[WORK INSTRUCTIONS] Exact repetition of the whole listing is what this exercise asks for.

Segment Start: TASK DATA

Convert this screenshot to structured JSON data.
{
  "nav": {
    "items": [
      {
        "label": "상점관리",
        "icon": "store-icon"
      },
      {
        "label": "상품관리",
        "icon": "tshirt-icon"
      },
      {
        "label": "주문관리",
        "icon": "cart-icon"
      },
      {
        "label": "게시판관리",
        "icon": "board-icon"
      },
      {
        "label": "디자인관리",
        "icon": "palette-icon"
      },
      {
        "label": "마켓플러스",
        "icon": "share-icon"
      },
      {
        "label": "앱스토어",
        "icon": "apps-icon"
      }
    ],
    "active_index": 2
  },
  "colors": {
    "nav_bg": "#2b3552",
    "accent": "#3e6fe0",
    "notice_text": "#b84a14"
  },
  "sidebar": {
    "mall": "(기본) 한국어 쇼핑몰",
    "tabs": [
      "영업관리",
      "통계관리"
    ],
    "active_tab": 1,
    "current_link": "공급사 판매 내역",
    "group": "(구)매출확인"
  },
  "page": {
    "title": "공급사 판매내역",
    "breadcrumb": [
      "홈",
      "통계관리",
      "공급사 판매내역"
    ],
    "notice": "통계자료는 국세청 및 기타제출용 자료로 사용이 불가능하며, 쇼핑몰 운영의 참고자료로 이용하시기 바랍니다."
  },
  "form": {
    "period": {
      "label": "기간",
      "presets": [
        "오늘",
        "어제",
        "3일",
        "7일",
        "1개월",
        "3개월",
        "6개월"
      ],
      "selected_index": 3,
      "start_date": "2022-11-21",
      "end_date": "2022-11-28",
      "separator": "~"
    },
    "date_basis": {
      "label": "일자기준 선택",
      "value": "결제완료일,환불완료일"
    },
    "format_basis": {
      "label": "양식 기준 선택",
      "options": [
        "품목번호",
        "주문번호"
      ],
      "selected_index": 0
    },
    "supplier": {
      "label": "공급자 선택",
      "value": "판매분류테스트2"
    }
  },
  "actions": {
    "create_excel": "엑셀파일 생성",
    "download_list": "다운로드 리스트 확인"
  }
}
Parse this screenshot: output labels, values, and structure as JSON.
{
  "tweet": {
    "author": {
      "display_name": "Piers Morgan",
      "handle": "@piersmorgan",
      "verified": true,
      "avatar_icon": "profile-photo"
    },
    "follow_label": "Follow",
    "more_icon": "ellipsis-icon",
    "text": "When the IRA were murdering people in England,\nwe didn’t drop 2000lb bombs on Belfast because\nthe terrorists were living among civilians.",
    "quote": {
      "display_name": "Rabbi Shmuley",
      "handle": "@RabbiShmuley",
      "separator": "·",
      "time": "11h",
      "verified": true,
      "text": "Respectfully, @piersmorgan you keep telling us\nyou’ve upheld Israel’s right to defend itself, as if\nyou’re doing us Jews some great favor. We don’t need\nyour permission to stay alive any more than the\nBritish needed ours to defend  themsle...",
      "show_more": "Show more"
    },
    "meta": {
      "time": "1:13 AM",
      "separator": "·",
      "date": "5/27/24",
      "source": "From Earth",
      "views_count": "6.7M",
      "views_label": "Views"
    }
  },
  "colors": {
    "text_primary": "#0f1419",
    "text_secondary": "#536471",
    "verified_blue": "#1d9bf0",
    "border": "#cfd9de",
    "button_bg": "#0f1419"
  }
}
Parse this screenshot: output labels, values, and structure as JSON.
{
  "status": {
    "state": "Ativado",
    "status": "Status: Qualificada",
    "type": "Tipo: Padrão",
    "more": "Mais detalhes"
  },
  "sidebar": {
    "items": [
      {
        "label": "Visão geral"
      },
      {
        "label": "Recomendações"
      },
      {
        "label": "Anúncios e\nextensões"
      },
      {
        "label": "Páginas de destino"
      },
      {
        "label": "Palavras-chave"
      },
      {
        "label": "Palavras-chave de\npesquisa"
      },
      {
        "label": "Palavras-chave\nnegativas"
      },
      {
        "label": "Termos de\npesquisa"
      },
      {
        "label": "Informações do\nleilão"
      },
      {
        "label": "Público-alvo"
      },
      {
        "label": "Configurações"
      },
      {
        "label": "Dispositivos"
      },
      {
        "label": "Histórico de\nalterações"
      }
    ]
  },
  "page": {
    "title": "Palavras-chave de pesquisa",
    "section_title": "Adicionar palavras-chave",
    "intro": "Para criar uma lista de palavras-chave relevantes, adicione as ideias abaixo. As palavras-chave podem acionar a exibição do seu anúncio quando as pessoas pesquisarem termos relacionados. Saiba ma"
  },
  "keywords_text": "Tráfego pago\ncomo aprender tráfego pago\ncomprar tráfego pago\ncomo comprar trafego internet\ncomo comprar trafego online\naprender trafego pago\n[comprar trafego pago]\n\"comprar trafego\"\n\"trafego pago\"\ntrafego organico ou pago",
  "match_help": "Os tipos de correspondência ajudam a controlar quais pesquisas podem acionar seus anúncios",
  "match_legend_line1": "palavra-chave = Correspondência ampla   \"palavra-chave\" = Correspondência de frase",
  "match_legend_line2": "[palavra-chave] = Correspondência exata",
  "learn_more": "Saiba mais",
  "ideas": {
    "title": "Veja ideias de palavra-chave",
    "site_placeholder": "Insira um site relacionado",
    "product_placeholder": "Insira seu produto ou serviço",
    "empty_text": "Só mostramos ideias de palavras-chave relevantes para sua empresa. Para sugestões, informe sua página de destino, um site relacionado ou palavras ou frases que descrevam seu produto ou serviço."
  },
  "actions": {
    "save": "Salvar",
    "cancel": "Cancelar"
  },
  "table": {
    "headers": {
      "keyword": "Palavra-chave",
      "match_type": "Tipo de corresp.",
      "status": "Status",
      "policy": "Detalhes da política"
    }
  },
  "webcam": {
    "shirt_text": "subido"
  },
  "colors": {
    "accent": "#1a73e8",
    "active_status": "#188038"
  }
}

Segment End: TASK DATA

[WORKED SOLUTION]
Convert this screenshot to structured JSON data.
{
  "nav": {
    "items": [
      {
        "label": "상점관리",
        "icon": "store-icon"
      },
      {
        "label": "상품관리",
        "icon": "tshirt-icon"
      },
      {
        "label": "주문관리",
        "icon": "cart-icon"
      },
      {
        "label": "게시판관리",
        "icon": "board-icon"
      },
      {
        "label": "디자인관리",
        "icon": "palette-icon"
      },
      {
        "label": "마켓플러스",
        "icon": "share-icon"
      },
      {
        "label": "앱스토어",
        "icon": "apps-icon"
      }
    ],
    "active_index": 2
  },
  "colors": {
    "nav_bg": "#2b3552",
    "accent": "#3e6fe0",
    "notice_text": "#b84a14"
  },
  "sidebar": {
    "mall": "(기본) 한국어 쇼핑몰",
    "tabs": [
      "영업관리",
      "통계관리"
    ],
    "active_tab": 1,
    "current_link": "공급사 판매 내역",
    "group": "(구)매출확인"
  },
  "page": {
    "title": "공급사 판매내역",
    "breadcrumb": [
      "홈",
      "통계관리",
      "공급사 판매내역"
    ],
    "notice": "통계자료는 국세청 및 기타제출용 자료로 사용이 불가능하며, 쇼핑몰 운영의 참고자료로 이용하시기 바랍니다."
  },
  "form": {
    "period": {
      "label": "기간",
      "presets": [
        "오늘",
        "어제",
        "3일",
        "7일",
        "1개월",
        "3개월",
        "6개월"
      ],
      "selected_index": 3,
      "start_date": "2022-11-21",
      "end_date": "2022-11-28",
      "separator": "~"
    },
    "date_basis": {
      "label": "일자기준 선택",
      "value": "결제완료일,환불완료일"
    },
    "format_basis": {
      "label": "양식 기준 선택",
      "options": [
        "품목번호",
        "주문번호"
      ],
      "selected_index": 0
    },
    "supplier": {
      "label": "공급자 선택",
      "value": "판매분류테스트2"
    }
  },
  "actions": {
    "create_excel": "엑셀파일 생성",
    "download_list": "다운로드 리스트 확인"
  }
}
Parse this screenshot: output labels, values, and structure as JSON.
{
  "tweet": {
    "author": {
      "display_name": "Piers Morgan",
      "handle": "@piersmorgan",
      "verified": true,
      "avatar_icon": "profile-photo"
    },
    "follow_label": "Follow",
    "more_icon": "ellipsis-icon",
    "text": "When the IRA were murdering people in England,\nwe didn’t drop 2000lb bombs on Belfast because\nthe terrorists were living among civilians.",
    "quote": {
      "display_name": "Rabbi Shmuley",
      "handle": "@RabbiShmuley",
      "separator": "·",
      "time": "11h",
      "verified": true,
      "text": "Respectfully, @piersmorgan you keep telling us\nyou’ve upheld Israel’s right to defend itself, as if\nyou’re doing us Jews some great favor. We don’t need\nyour permission to stay alive any more than the\nBritish needed ours to defend  themsle...",
      "show_more": "Show more"
    },
    "meta": {
      "time": "1:13 AM",
      "separator": "·",
      "date": "5/27/24",
      "source": "From Earth",
      "views_count": "6.7M",
      "views_label": "Views"
    }
  },
  "colors": {
    "text_primary": "#0f1419",
    "text_secondary": "#536471",
    "verified_blue": "#1d9bf0",
    "border": "#cfd9de",
    "button_bg": "#0f1419"
  }
}
Parse this screenshot: output labels, values, and structure as JSON.
{
  "status": {
    "state": "Ativado",
    "status": "Status: Qualificada",
    "type": "Tipo: Padrão",
    "more": "Mais detalhes"
  },
  "sidebar": {
    "items": [
      {
        "label": "Visão geral"
      },
      {
        "label": "Recomendações"
      },
      {
        "label": "Anúncios e\nextensões"
      },
      {
        "label": "Páginas de destino"
      },
      {
        "label": "Palavras-chave"
      },
      {
        "label": "Palavras-chave de\npesquisa"
      },
      {
        "label": "Palavras-chave\nnegativas"
      },
      {
        "label": "Termos de\npesquisa"
      },
      {
        "label": "Informações do\nleilão"
      },
      {
        "label": "Público-alvo"
      },
      {
        "label": "Configurações"
      },
      {
        "label": "Dispositivos"
      },
      {
        "label": "Histórico de\nalterações"
      }
    ]
  },
  "page": {
    "title": "Palavras-chave de pesquisa",
    "section_title": "Adicionar palavras-chave",
    "intro": "Para criar uma lista de palavras-chave relevantes, adicione as ideias abaixo. As palavras-chave podem acionar a exibição do seu anúncio quando as pessoas pesquisarem termos relacionados. Saiba ma"
  },
  "keywords_text": "Tráfego pago\ncomo aprender tráfego pago\ncomprar tráfego pago\ncomo comprar trafego internet\ncomo comprar trafego online\naprender trafego pago\n[comprar trafego pago]\n\"comprar trafego\"\n\"trafego pago\"\ntrafego organico ou pago",
  "match_help": "Os tipos de correspondência ajudam a controlar quais pesquisas podem acionar seus anúncios",
  "match_legend_line1": "palavra-chave = Correspondência ampla   \"palavra-chave\" = Correspondência de frase",
  "match_legend_line2": "[palavra-chave] = Correspondência exata",
  "learn_more": "Saiba mais",
  "ideas": {
    "title": "Veja ideias de palavra-chave",
    "site_placeholder": "Insira um site relacionado",
    "product_placeholder": "Insira seu produto ou serviço",
    "empty_text": "Só mostramos ideias de palavras-chave relevantes para sua empresa. Para sugestões, informe sua página de destino, um site relacionado ou palavras ou frases que descrevam seu produto ou serviço."
  },
  "actions": {
    "save": "Salvar",
    "cancel": "Cancelar"
  },
  "table": {
    "headers": {
      "keyword": "Palavra-chave",
      "match_type": "Tipo de corresp.",
      "status": "Status",
      "policy": "Detalhes da política"
    }
  },
  "webcam": {
    "shirt_text": "subido"
  },
  "colors": {
    "accent": "#1a73e8",
    "active_status": "#188038"
  }
}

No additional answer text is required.